The Robinhood Bubble

Robinhood is wreaking havoc in ordinary people’s lives, Taibbi charges. For instance, on 12 June 2020 University of Nebraska student Alexander Kearns allegedly committed suicide by in front throwing himself in front of a train.

Kearns had just learned he had a negative balance of $730,000 on his Robinhood account, Taibbi charges. The Consumer Financial Protection Bureau has received many complaints from Robinhood customers who could not contact the app’s operators. Taibbi also alleges that Robinhood sometimes gives traders inaccurate information.

There is no phone number, chat, or fast way to reach Robinhood customer service. Instead, customers send emails and can wait over a week for a response. Thus, Robinhood traders could not know how their trades are really doing.

Oddly, Taibbi alleges Robinhood makes most of its money by selling data to high-frequency traders that execute trades for Robinhood investors.

Those firms, including Citadel LLC and Virtu Financial Inc. (NASDAQ: VIRT), make money by speculating on market price differences before other traders notice them. Notably, Bloomberg claims Virtu paid Robinhood 17₵ for every 100 shares it trades.

Robinhood makes money by encouraging high-frequency trading, Taibbi alleges. Forbes claims Robinhood paid trading firms $180 million in the 2nd Quarter of 2020. That number rose from $91 million in the first quarter of 2020.

Taibbi charges Robinhood makes money by encouraging high-volume trading. For instance, Bloomberg alleges Robinhood trades cost 19% more than the ordinary trade. Hence, Robin Hood’s commission free trades could be more profitable for trading firms than conventional trades.

The Roaring 20s All Over Again

I think Robin Hood resembles the infamous Curb Trading of the 1920s. In the late 19th and 20th Centuries, brokers and day traders gathered at a street corner in Manhattan to trade stocks.

This market became formalized as the American Stock Exchange that grew into the second largest stock market into the world. Until 1921, they called the American Stock Exchange the Curb Exchange.

Curb Traders sold dangerous new products the New York Stock Exchange would not touch. Those products included index options and sector indices similar to today’s Exchange-Traded Funds (ETFs).

Today, the term Curb Trading refers to any decentralized trading activity that occurs away from organized exchanges. In today’s world, apps such as Robinhood and the mother-fucking Cash App are the new Curb Exchanges.

By the height of the 1920s bull market legions of homemakers, farmers, Pullman porters, small-town merchants, and bootleggers were using Curb Trading to cash in on the boom. Barbers, salespeople, taxi drivers, street-car conductors, and shoe-shine boys were sharing stock tips.

Here comes the Crash of 2021

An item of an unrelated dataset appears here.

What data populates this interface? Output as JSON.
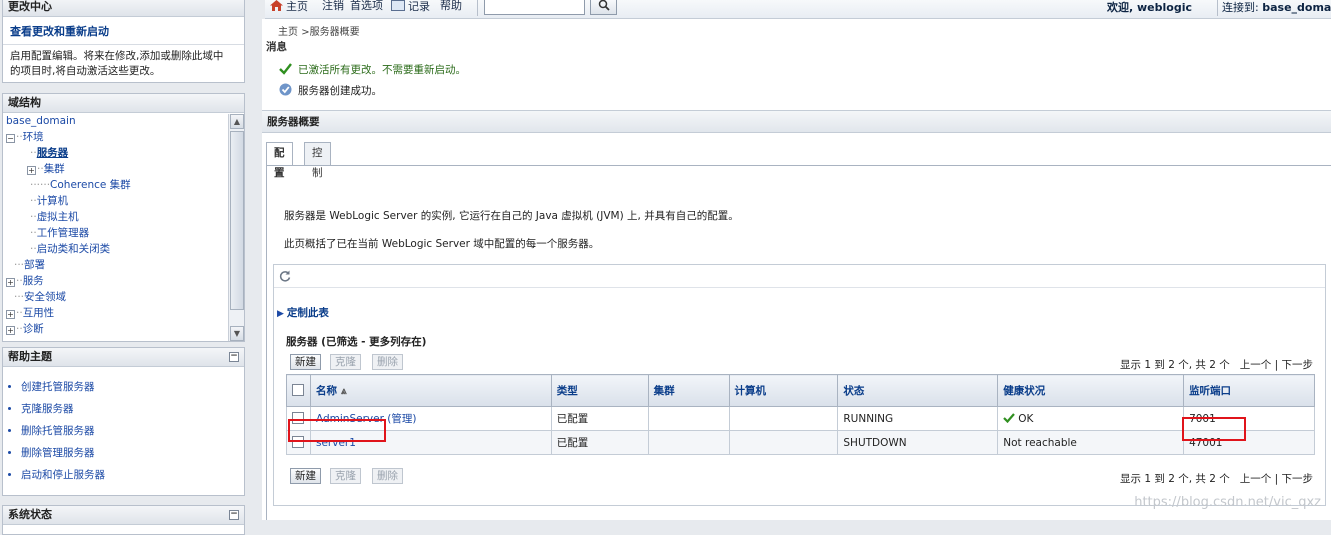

One of the most interesting legends of the 1929 crash concerns speculator Joseph Patrick or Joe Kennedy Sr., the super-wealthy father of President John F. Kennedy (D-Massachusetts) and US Senators Robert F. Kennedy (D-New York) and Ted Kennedy (D-Massachusetts). In 1929, Joe Kennedy stopped to have his shoes shined.

The shoeshine boy; probably an African American man, began sharing stock tips with Kennedy. To explain, the first half of the 20th Century racist Americans often referred to grown black men as boys. Shining shoes was a simple and sometimes lucrative profession that uneducated African American refugees from the Jim Crow Apartheid regime in the South could enter fast when they reached northern cities.

After the shoeshine, Kennedy allegedly sold all of his stock out of his fear of amateur stock traders. History proved Kennedy’s instincts were correct.

On 29 October 1929, the Dow Jones Industrial Average fell by 24.8% in the Great Crash. On Friday, October 25, 1929, the Dow Jones rose to 301.22 points. By 18 July 1932, the Dow fell to 41.22 a loss of 89.2% from its 1929 record high.

Only future history will show if this assessment is correct, but today’s bull market has some similarities to the bubble of the 1920s. I think we could be on the verge of an economic transformation as disruptive as the Great Depression of the 1930s.

I think the chaos a great stock market crash creates will lead to Basic income and a new economy. Investors, smart enough to see what is coming could become as successful as Joseph P. Kennedy Sr.